Instructions to follow → Once you have read the data below, print all of it exactly.

>>>

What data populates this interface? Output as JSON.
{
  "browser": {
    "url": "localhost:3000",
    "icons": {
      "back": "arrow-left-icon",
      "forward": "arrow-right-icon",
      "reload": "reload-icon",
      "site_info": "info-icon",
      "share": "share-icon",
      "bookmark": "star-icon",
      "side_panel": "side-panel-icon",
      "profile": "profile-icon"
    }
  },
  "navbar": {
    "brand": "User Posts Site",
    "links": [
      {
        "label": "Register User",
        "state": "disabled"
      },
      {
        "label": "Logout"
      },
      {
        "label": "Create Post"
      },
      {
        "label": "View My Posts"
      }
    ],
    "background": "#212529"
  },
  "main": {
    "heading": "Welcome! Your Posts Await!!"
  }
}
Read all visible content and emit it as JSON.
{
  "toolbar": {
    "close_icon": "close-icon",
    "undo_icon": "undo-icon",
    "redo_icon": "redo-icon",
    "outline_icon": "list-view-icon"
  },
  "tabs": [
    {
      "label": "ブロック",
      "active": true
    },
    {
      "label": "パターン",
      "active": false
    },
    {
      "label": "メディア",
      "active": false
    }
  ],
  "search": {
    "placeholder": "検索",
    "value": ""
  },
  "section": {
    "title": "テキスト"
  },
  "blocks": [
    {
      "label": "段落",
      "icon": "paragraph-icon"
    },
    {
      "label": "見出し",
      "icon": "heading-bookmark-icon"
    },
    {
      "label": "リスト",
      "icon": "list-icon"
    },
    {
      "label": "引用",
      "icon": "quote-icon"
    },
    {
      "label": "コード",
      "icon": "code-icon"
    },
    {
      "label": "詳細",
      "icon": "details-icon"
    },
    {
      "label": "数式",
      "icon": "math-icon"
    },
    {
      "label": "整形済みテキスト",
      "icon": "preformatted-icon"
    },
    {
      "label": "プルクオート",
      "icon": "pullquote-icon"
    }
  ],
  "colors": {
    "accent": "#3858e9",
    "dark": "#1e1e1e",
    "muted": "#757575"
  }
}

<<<

Written response →
What data populates this interface? Output as JSON.
{
  "browser": {
    "url": "localhost:3000",
    "icons": {
      "back": "arrow-left-icon",
      "forward": "arrow-right-icon",
      "reload": "reload-icon",
      "site_info": "info-icon",
      "share": "share-icon",
      "bookmark": "star-icon",
      "side_panel": "side-panel-icon",
      "profile": "profile-icon"
    }
  },
  "navbar": {
    "brand": "User Posts Site",
    "links": [
      {
        "label": "Register User",
        "state": "disabled"
      },
      {
        "label": "Logout"
      },
      {
        "label": "Create Post"
      },
      {
        "label": "View My Posts"
      }
    ],
    "background": "#212529"
  },
  "main": {
    "heading": "Welcome! Your Posts Await!!"
  }
}
Read all visible content and emit it as JSON.
{
  "toolbar": {
    "close_icon": "close-icon",
    "undo_icon": "undo-icon",
    "redo_icon": "redo-icon",
    "outline_icon": "list-view-icon"
  },
  "tabs": [
    {
      "label": "ブロック",
      "active": true
    },
    {
      "label": "パターン",
      "active": false
    },
    {
      "label": "メディア",
      "active": false
    }
  ],
  "search": {
    "placeholder": "検索",
    "value": ""
  },
  "section": {
    "title": "テキスト"
  },
  "blocks": [
    {
      "label": "段落",
      "icon": "paragraph-icon"
    },
    {
      "label": "見出し",
      "icon": "heading-bookmark-icon"
    },
    {
      "label": "リスト",
      "icon": "list-icon"
    },
    {
      "label": "引用",
      "icon": "quote-icon"
    },
    {
      "label": "コード",
      "icon": "code-icon"
    },
    {
      "label": "詳細",
      "icon": "details-icon"
    },
    {
      "label": "数式",
      "icon": "math-icon"
    },
    {
      "label": "整形済みテキスト",
      "icon": "preformatted-icon"
    },
    {
      "label": "プルクオート",
      "icon": "pullquote-icon"
    }
  ],
  "colors": {
    "accent": "#3858e9",
    "dark": "#1e1e1e",
    "muted": "#757575"
  }
}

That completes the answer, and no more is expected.